More than 100,000 people have signed an online petition in support of Sonora Taqueria, the Mexican-owned London business which was hit with a legal threat over its use of the word “taqueria” from a restaurant competitor in early September.
Lawyers representing Worldwide Taqueria, which owns restaurants in Notting Hill and on Exmouth Market, wrote to Michelle Salazar de la Rocha and Sam Napier, directors of Sonora Taqueria, who until recently operated a street food stall in Netil Market, Hackney, to inform them of the alleged infringement of Taqueria’s trade mark. It demanded that Sonora cease using the word “taqueria” in its name and across all of its branding.
“We continue to be amazed by the response from people about the case. It’s encouraging to read words of support amongst also a lot of outrage on our behalf,” Salazar told Eater on Thursday 29 September.
Following the threat Sonora’s owners — who between times have launched a new ceviche and birria concession called Mexa at Arcade Food Hall — said they believed they had a case and could fight the charge. Salazar said then, “If you can’t even call your taco place a taqueria, where do you even start?”

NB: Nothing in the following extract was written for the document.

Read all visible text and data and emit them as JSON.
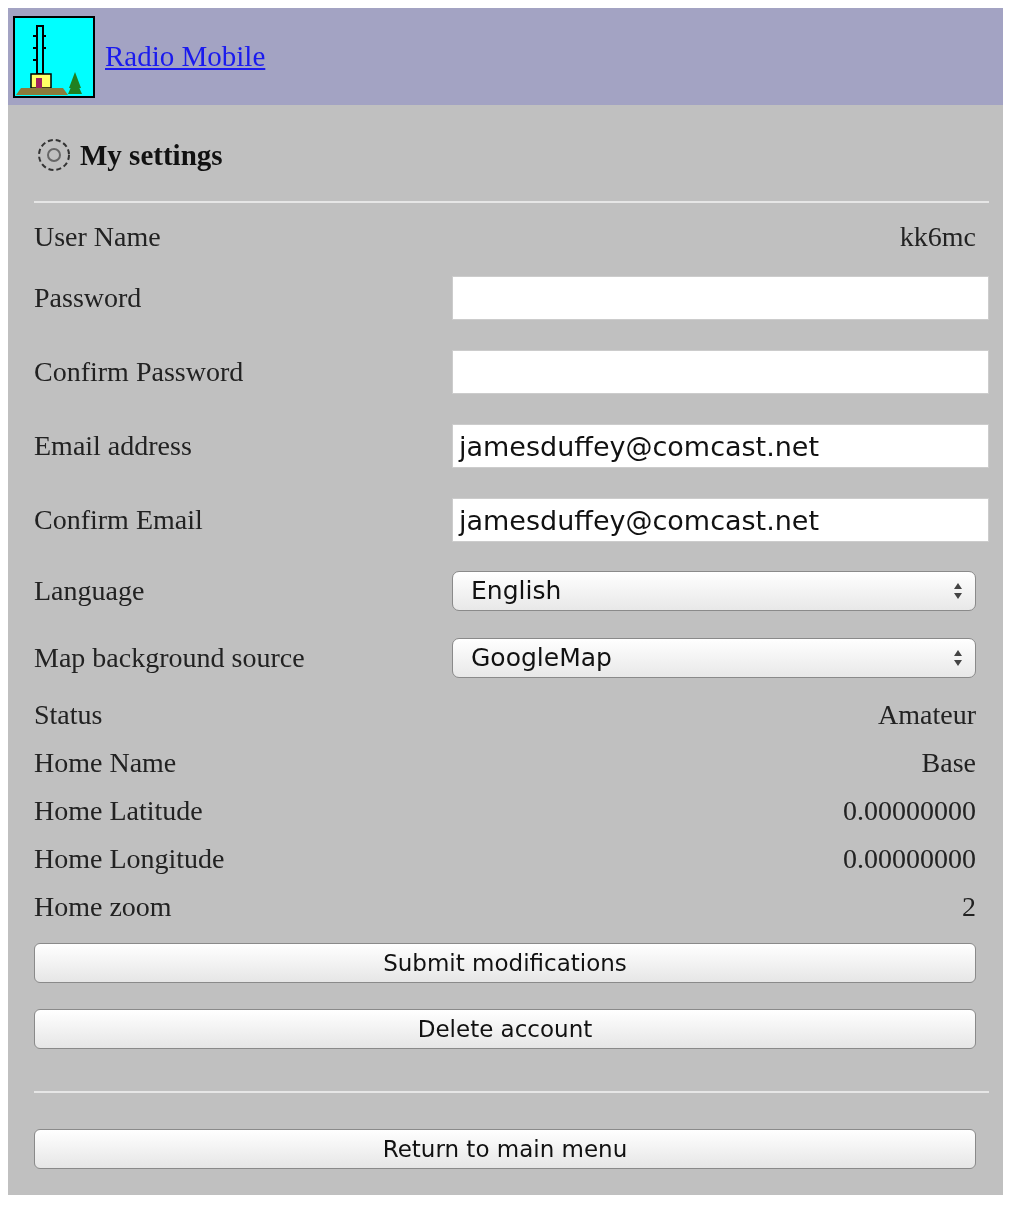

“Did you know that Taqueria means? Simply a place that sells tacos. The same as a pizzeria, bakery, or cevicheria: a place that sells x.... A Mexican word that you see absolutely everywhere in Mexico, the USA, and many other places in the world, its not a trademark and it doesn’t belong to anyone, it belongs to all!” MexiBrit writes, encouraging signatories for its petition.

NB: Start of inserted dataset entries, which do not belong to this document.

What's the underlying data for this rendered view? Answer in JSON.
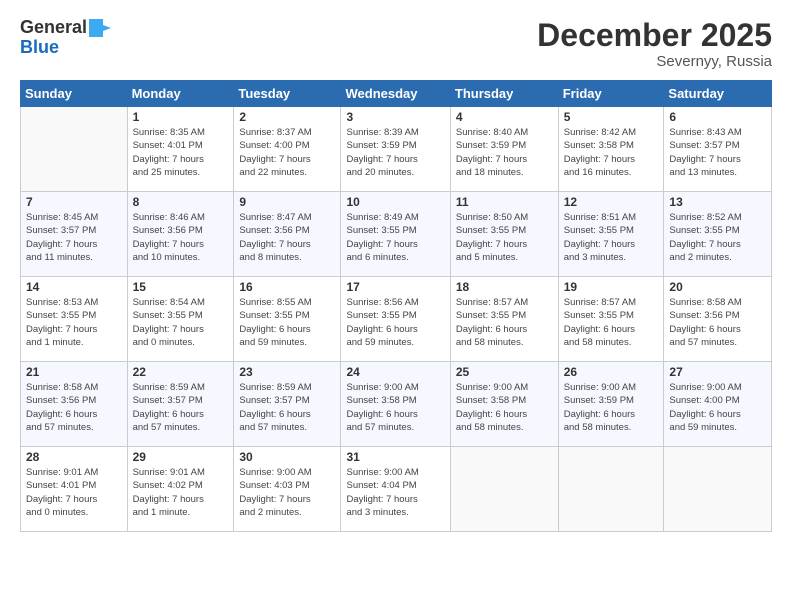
{
  "header": {
    "logo_line1": "General",
    "logo_line2": "Blue",
    "month_title": "December 2025",
    "location": "Severnyy, Russia"
  },
  "days_of_week": [
    "Sunday",
    "Monday",
    "Tuesday",
    "Wednesday",
    "Thursday",
    "Friday",
    "Saturday"
  ],
  "weeks": [
    [
      {
        "day": "",
        "info": ""
      },
      {
        "day": "1",
        "info": "Sunrise: 8:35 AM\nSunset: 4:01 PM\nDaylight: 7 hours\nand 25 minutes."
      },
      {
        "day": "2",
        "info": "Sunrise: 8:37 AM\nSunset: 4:00 PM\nDaylight: 7 hours\nand 22 minutes."
      },
      {
        "day": "3",
        "info": "Sunrise: 8:39 AM\nSunset: 3:59 PM\nDaylight: 7 hours\nand 20 minutes."
      },
      {
        "day": "4",
        "info": "Sunrise: 8:40 AM\nSunset: 3:59 PM\nDaylight: 7 hours\nand 18 minutes."
      },
      {
        "day": "5",
        "info": "Sunrise: 8:42 AM\nSunset: 3:58 PM\nDaylight: 7 hours\nand 16 minutes."
      },
      {
        "day": "6",
        "info": "Sunrise: 8:43 AM\nSunset: 3:57 PM\nDaylight: 7 hours\nand 13 minutes."
      }
    ],
    [
      {
        "day": "7",
        "info": "Sunrise: 8:45 AM\nSunset: 3:57 PM\nDaylight: 7 hours\nand 11 minutes."
      },
      {
        "day": "8",
        "info": "Sunrise: 8:46 AM\nSunset: 3:56 PM\nDaylight: 7 hours\nand 10 minutes."
      },
      {
        "day": "9",
        "info": "Sunrise: 8:47 AM\nSunset: 3:56 PM\nDaylight: 7 hours\nand 8 minutes."
      },
      {
        "day": "10",
        "info": "Sunrise: 8:49 AM\nSunset: 3:55 PM\nDaylight: 7 hours\nand 6 minutes."
      },
      {
        "day": "11",
        "info": "Sunrise: 8:50 AM\nSunset: 3:55 PM\nDaylight: 7 hours\nand 5 minutes."
      },
      {
        "day": "12",
        "info": "Sunrise: 8:51 AM\nSunset: 3:55 PM\nDaylight: 7 hours\nand 3 minutes."
      },
      {
        "day": "13",
        "info": "Sunrise: 8:52 AM\nSunset: 3:55 PM\nDaylight: 7 hours\nand 2 minutes."
      }
    ],
    [
      {
        "day": "14",
        "info": "Sunrise: 8:53 AM\nSunset: 3:55 PM\nDaylight: 7 hours\nand 1 minute."
      },
      {
        "day": "15",
        "info": "Sunrise: 8:54 AM\nSunset: 3:55 PM\nDaylight: 7 hours\nand 0 minutes."
      },
      {
        "day": "16",
        "info": "Sunrise: 8:55 AM\nSunset: 3:55 PM\nDaylight: 6 hours\nand 59 minutes."
      },
      {
        "day": "17",
        "info": "Sunrise: 8:56 AM\nSunset: 3:55 PM\nDaylight: 6 hours\nand 59 minutes."
      },
      {
        "day": "18",
        "info": "Sunrise: 8:57 AM\nSunset: 3:55 PM\nDaylight: 6 hours\nand 58 minutes."
      },
      {
        "day": "19",
        "info": "Sunrise: 8:57 AM\nSunset: 3:55 PM\nDaylight: 6 hours\nand 58 minutes."
      },
      {
        "day": "20",
        "info": "Sunrise: 8:58 AM\nSunset: 3:56 PM\nDaylight: 6 hours\nand 57 minutes."
      }
    ],
    [
      {
        "day": "21",
        "info": "Sunrise: 8:58 AM\nSunset: 3:56 PM\nDaylight: 6 hours\nand 57 minutes."
      },
      {
        "day": "22",
        "info": "Sunrise: 8:59 AM\nSunset: 3:57 PM\nDaylight: 6 hours\nand 57 minutes."
      },
      {
        "day": "23",
        "info": "Sunrise: 8:59 AM\nSunset: 3:57 PM\nDaylight: 6 hours\nand 57 minutes."
      },
      {
        "day": "24",
        "info": "Sunrise: 9:00 AM\nSunset: 3:58 PM\nDaylight: 6 hours\nand 57 minutes."
      },
      {
        "day": "25",
        "info": "Sunrise: 9:00 AM\nSunset: 3:58 PM\nDaylight: 6 hours\nand 58 minutes."
      },
      {
        "day": "26",
        "info": "Sunrise: 9:00 AM\nSunset: 3:59 PM\nDaylight: 6 hours\nand 58 minutes."
      },
      {
        "day": "27",
        "info": "Sunrise: 9:00 AM\nSunset: 4:00 PM\nDaylight: 6 hours\nand 59 minutes."
      }
    ],
    [
      {
        "day": "28",
        "info": "Sunrise: 9:01 AM\nSunset: 4:01 PM\nDaylight: 7 hours\nand 0 minutes."
      },
      {
        "day": "29",
        "info": "Sunrise: 9:01 AM\nSunset: 4:02 PM\nDaylight: 7 hours\nand 1 minute."
      },
      {
        "day": "30",
        "info": "Sunrise: 9:00 AM\nSunset: 4:03 PM\nDaylight: 7 hours\nand 2 minutes."
      },
      {
        "day": "31",
        "info": "Sunrise: 9:00 AM\nSunset: 4:04 PM\nDaylight: 7 hours\nand 3 minutes."
      },
      {
        "day": "",
        "info": ""
      },
      {
        "day": "",
        "info": ""
      },
      {
        "day": "",
        "info": ""
      }
    ]
  ]
}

“Its time we stop the greedy TAQUERIA UK from wrongly-owning this trademark in the UK, so all taco restaurants can add Taqueria to their name, just the way it should be.
“The Mexican UK community is outraged and we won’t stop until we see justice.”

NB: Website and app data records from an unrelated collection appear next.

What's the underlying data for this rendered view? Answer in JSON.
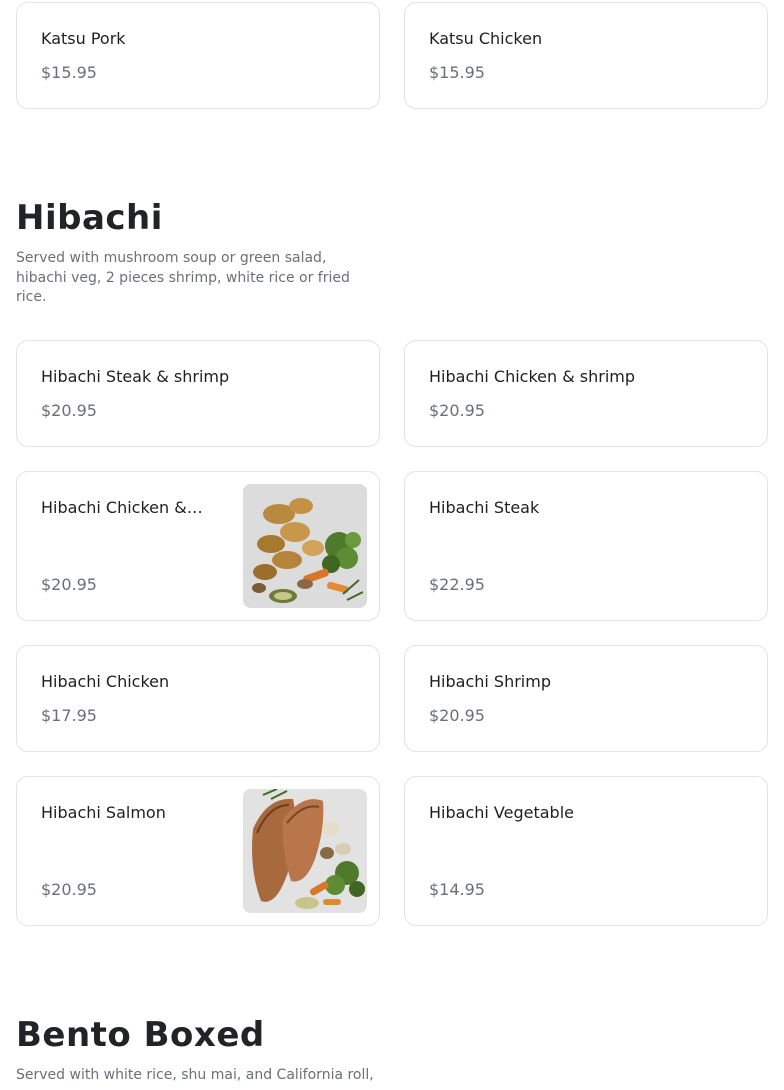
{
  "katsu": {
    "items": [
      {
        "name": "Katsu Pork",
        "price": "$15.95"
      },
      {
        "name": "Katsu Chicken",
        "price": "$15.95"
      }
    ]
  },
  "hibachi": {
    "title": "Hibachi",
    "description": "Served with mushroom soup or green salad, hibachi veg, 2 pieces shrimp, white rice or fried rice.",
    "items": [
      {
        "name": "Hibachi Steak & shrimp",
        "price": "$20.95"
      },
      {
        "name": "Hibachi Chicken & shrimp",
        "price": "$20.95"
      },
      {
        "name": "Hibachi Chicken & Steak",
        "price": "$20.95",
        "image": "hibachi-chicken-photo"
      },
      {
        "name": "Hibachi Steak",
        "price": "$22.95"
      },
      {
        "name": "Hibachi Chicken",
        "price": "$17.95"
      },
      {
        "name": "Hibachi Shrimp",
        "price": "$20.95"
      },
      {
        "name": "Hibachi Salmon",
        "price": "$20.95",
        "image": "hibachi-salmon-photo"
      },
      {
        "name": "Hibachi Vegetable",
        "price": "$14.95"
      }
    ]
  },
  "bento": {
    "title": "Bento Boxed",
    "description": "Served with white rice, shu mai, and California roll,"
  }
}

Paola Feregrino from MexiBrit told Eater London: “We are delighted to see people power against such a ridiculous and offensive matter here with regards of this ‘trademark’ that to us, takes advantage of our Mexican culture and gastronomy for one’s benefit.
“Its simply not right! The Mexican community and Mexico enthusiasts in the UK will carry on showing our disagreement and do what we can to support new future taquerias.”
Salazar told Eater that she and Napier were aware that a petition was unlikely to be the sole reason for Worldwide to drop the case, but, she said, “it shines a light on how much this matters to people and in particular to Mexicans.”
“Local newspapers and publications in Mexico continue to write about this and, to be honest, it stopped being about us a while ago,” Salazar said. “It’s now about entitlement, cultural pride, and the need to fight for something, even if it’s small in the grand scheme of things, that means a lot to us as a country.”
By lunchtime of the 4 October, 116,864 have signed in support of Sonora.
Worldwide Taqueria did not immediately respond to a request for comment on the petition.